* Task item
Where does the word "price" show up in the data? Please find each such line and copy it.

Provided entries: Begin

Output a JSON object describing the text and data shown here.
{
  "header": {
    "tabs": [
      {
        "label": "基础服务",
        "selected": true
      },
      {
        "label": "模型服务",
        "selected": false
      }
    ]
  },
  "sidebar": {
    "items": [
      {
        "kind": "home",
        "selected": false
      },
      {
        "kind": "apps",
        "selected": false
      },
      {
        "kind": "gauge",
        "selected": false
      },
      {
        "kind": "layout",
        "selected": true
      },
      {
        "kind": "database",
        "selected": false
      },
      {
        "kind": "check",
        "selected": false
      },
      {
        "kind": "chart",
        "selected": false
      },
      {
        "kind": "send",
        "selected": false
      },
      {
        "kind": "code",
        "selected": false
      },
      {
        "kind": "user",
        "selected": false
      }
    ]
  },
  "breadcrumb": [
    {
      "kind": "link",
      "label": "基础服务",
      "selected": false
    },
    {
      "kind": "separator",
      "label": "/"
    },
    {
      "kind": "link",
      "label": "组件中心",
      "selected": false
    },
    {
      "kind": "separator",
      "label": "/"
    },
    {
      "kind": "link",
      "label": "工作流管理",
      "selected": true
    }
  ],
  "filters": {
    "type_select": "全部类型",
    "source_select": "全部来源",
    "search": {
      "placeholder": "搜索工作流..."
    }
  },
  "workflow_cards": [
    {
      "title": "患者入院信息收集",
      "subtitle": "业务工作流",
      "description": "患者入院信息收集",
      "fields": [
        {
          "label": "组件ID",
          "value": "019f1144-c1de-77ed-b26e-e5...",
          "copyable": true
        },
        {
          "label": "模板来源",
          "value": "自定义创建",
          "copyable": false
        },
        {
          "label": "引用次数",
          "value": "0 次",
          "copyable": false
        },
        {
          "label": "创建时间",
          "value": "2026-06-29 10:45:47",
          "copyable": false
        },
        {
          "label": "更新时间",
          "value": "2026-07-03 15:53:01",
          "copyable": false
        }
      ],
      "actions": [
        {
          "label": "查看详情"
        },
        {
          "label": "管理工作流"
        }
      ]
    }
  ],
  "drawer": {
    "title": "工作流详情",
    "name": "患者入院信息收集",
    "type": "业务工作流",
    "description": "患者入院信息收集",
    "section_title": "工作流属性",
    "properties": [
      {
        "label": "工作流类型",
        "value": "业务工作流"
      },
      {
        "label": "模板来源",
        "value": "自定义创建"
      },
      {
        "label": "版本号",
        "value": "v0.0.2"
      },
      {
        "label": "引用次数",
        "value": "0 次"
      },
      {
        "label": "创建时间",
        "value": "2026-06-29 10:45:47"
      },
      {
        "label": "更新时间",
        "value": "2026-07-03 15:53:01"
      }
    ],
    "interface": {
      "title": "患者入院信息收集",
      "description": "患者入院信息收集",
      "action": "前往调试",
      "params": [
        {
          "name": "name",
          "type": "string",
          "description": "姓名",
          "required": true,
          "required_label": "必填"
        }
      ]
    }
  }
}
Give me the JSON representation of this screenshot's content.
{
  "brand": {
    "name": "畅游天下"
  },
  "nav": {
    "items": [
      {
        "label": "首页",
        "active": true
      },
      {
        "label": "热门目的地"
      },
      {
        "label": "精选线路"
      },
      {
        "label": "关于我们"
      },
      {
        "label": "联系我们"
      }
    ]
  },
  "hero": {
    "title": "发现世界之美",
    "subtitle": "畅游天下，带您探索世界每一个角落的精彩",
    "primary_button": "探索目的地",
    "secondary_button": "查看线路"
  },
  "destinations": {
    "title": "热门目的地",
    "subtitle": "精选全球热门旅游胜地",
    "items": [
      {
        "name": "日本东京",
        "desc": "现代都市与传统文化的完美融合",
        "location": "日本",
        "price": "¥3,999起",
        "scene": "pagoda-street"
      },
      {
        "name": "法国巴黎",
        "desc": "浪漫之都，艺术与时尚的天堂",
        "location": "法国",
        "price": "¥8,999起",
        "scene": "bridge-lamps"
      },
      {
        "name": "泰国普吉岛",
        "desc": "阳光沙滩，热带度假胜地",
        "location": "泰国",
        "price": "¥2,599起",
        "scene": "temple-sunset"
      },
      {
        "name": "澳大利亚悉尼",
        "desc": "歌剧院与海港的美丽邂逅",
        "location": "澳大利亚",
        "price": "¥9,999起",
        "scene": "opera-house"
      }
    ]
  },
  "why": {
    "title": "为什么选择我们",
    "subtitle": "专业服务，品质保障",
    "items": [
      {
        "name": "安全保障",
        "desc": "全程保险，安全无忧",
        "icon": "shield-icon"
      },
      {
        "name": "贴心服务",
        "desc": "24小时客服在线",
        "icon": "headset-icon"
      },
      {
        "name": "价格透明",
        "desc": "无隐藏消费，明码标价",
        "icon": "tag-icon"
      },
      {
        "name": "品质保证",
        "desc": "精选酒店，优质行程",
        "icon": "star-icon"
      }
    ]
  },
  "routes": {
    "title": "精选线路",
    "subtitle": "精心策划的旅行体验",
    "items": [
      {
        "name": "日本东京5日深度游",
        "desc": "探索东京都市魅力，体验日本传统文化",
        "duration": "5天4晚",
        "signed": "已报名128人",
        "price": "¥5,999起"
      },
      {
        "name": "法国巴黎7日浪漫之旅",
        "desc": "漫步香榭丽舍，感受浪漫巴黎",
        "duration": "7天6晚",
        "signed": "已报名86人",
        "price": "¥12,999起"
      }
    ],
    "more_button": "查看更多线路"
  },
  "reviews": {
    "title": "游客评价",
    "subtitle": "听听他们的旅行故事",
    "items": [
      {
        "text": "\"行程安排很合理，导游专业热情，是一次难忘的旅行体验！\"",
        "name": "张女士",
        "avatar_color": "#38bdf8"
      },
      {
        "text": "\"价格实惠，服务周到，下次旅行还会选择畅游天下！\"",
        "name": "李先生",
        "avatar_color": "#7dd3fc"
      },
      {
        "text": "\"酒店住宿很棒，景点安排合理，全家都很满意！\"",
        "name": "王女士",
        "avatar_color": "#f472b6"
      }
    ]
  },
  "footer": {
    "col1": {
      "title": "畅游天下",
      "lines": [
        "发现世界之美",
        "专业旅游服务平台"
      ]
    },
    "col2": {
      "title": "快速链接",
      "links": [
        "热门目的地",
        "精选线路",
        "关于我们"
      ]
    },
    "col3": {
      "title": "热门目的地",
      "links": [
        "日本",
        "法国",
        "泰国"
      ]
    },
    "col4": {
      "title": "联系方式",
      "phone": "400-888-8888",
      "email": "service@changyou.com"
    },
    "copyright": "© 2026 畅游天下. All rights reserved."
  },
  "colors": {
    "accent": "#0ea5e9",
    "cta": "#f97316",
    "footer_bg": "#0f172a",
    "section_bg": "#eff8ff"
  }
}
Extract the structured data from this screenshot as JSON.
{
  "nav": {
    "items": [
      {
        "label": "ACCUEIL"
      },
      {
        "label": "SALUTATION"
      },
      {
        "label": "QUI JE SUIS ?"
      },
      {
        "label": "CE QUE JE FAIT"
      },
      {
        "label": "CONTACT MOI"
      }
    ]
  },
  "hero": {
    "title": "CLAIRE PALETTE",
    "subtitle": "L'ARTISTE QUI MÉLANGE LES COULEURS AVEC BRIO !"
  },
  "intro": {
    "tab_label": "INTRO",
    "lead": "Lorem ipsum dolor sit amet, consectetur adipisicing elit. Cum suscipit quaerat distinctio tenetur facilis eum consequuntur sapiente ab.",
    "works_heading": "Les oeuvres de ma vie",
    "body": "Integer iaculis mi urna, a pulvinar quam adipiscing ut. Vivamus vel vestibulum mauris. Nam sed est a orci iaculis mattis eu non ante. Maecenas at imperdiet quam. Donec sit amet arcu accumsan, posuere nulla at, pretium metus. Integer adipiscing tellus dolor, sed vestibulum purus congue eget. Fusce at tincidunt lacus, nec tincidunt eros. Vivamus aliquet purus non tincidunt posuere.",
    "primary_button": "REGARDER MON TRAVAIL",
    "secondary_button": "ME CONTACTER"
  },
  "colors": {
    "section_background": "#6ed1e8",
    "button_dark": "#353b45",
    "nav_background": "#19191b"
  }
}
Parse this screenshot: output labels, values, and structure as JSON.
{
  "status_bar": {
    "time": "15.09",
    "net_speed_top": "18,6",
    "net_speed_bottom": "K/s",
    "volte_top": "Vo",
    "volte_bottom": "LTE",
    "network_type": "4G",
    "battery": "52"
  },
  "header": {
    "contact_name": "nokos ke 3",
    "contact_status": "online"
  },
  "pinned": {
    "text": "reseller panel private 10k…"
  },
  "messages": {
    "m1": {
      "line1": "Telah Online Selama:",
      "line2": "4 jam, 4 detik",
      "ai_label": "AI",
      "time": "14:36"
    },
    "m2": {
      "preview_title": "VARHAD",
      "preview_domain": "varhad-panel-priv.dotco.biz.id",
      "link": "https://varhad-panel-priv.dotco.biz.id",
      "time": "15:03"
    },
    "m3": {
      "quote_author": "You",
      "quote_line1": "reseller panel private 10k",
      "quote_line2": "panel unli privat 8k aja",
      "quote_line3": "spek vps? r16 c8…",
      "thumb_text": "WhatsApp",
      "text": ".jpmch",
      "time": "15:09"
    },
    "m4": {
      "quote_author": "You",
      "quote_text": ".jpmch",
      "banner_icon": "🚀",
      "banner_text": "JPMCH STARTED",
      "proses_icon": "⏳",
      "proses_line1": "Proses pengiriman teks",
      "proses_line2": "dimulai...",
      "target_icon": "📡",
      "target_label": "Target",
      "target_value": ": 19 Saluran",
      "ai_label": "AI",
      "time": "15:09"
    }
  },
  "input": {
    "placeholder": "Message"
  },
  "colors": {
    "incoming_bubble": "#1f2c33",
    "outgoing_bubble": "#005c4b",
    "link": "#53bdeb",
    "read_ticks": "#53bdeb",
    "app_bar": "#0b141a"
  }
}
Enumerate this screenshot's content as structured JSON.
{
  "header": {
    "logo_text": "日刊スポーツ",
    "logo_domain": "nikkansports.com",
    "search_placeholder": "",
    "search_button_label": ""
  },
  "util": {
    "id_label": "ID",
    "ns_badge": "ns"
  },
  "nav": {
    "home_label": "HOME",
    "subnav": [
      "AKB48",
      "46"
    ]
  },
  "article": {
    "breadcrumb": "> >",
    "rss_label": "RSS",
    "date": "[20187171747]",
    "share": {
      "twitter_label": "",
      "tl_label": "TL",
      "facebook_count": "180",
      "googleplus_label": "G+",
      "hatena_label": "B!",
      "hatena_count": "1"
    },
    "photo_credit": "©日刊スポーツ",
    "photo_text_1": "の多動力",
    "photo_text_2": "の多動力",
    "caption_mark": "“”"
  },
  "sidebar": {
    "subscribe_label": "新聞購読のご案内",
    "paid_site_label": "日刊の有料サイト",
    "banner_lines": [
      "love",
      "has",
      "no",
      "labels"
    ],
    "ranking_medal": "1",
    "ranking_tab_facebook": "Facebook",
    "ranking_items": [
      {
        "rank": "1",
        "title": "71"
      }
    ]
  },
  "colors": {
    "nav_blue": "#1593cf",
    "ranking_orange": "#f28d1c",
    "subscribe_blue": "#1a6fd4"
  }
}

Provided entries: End

* Task result
        "price": "¥3,999起",
        "price": "¥8,999起",
        "price": "¥2,599起",
        "price": "¥9,999起",
        "price": "¥5,999起"
        "price": "¥12,999起"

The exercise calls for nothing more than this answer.